The threshold for conscious report: Signal loss and response bias in visual and frontal cortex

Bram van Vugt, Bruno Dagnino, Devavrat Vartak, Houman Safaai, Stefano Panzeri, Stanislas Dehaene, Pieter R Roelfsema

Onderzoeksoutput: Bijdrage aan wetenschappelijk tijdschrift/periodieke uitgaveArtikelWetenschappelijkpeer review

Samenvatting

Why are some visual stimuli consciously detected, while others remain subliminal? We investigated the fate of weak visual stimuli in the visual and frontal cortex of awake monkeys trained to report stimulus presence. Reported stimuli were associated with strong sustained activity in frontal cortex and frontal activity was weaker and quickly decayed for unreported stimuli. Information about weak stimuli could be lost at successive stages en route from visual to frontal cortex and these propagation failures were confirmed by microstimulation of area V1. Fluctuations in response bias and sensitivity during perception of identical stimuli were traced back to pre-stimulus brain-state markers. A model in which stimuli become consciously reportable when they elicit a non-linear ignition process in higher cortical areas explained our results.

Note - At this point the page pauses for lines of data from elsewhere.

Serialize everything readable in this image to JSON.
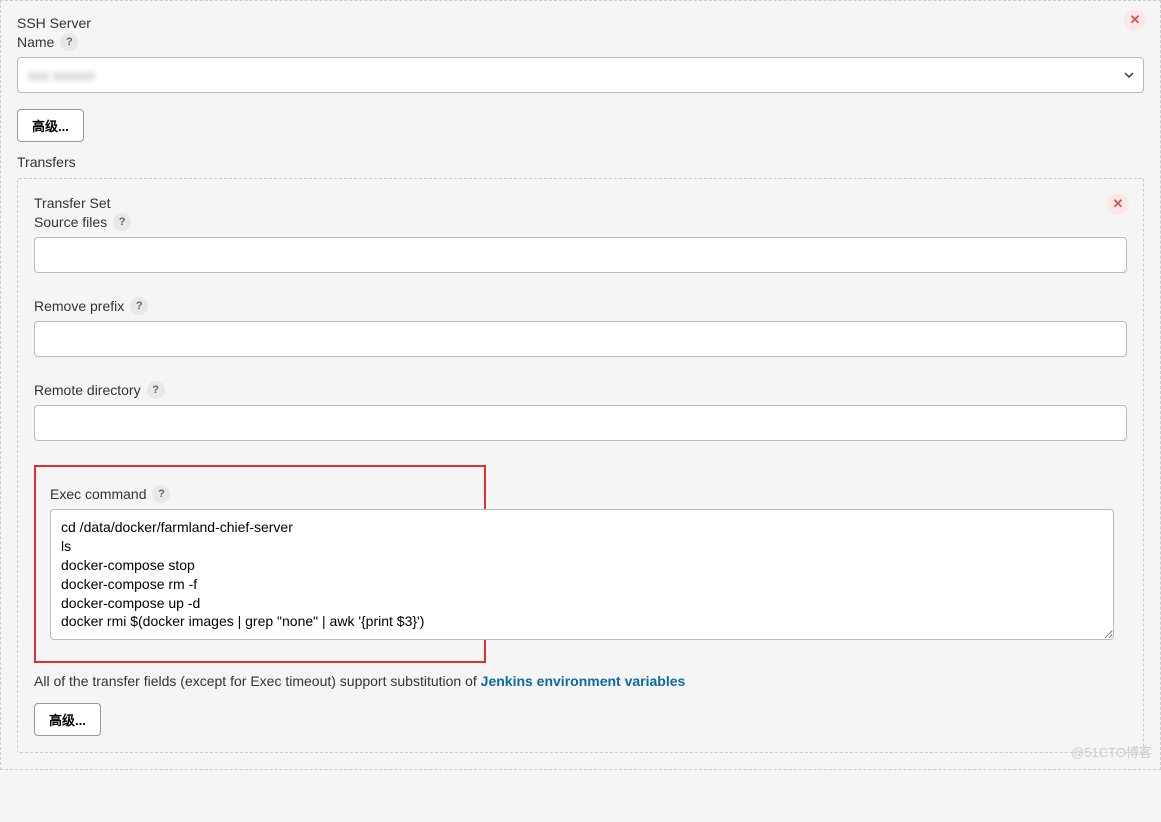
{
  "ssh_server": {
    "label": "SSH Server",
    "name_label": "Name",
    "selected_value": "xxx xxxxxx"
  },
  "advanced_button": "高级...",
  "transfers": {
    "label": "Transfers",
    "transfer_set_label": "Transfer Set",
    "source_files_label": "Source files",
    "source_files_value": "",
    "remove_prefix_label": "Remove prefix",
    "remove_prefix_value": "",
    "remote_directory_label": "Remote directory",
    "remote_directory_value": "",
    "exec_command_label": "Exec command",
    "exec_command_value": "cd /data/docker/farmland-chief-server\nls\ndocker-compose stop\ndocker-compose rm -f\ndocker-compose up -d\ndocker rmi $(docker images | grep \"none\" | awk '{print $3}')",
    "footnote_text": "All of the transfer fields (except for Exec timeout) support substitution of ",
    "footnote_link": "Jenkins environment variables"
  },
  "close_icon": "✕",
  "help_icon": "?",
  "watermark": "@51CTO博客"
}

Originele taal-2Engels
Pagina's (van-tot)537-542
TijdschriftScience
Volume360
DOI's
StatusGepubliceerd - 2018

Vingerafdruk Duik in de onderzoeksthema's van 'The threshold for conscious report: Signal loss and response bias in visual and frontal cortex'. Samen vormen ze een unieke vingerafdruk.

  • Pers/Media

    Failed ignition - why some visual cues don’t reach consciousness

    P.R. Roelfsema

    26/03/201820/05/2019

    3 items van Media-aandacht

    Pers / media: Expertcommentaar

    Citeer dit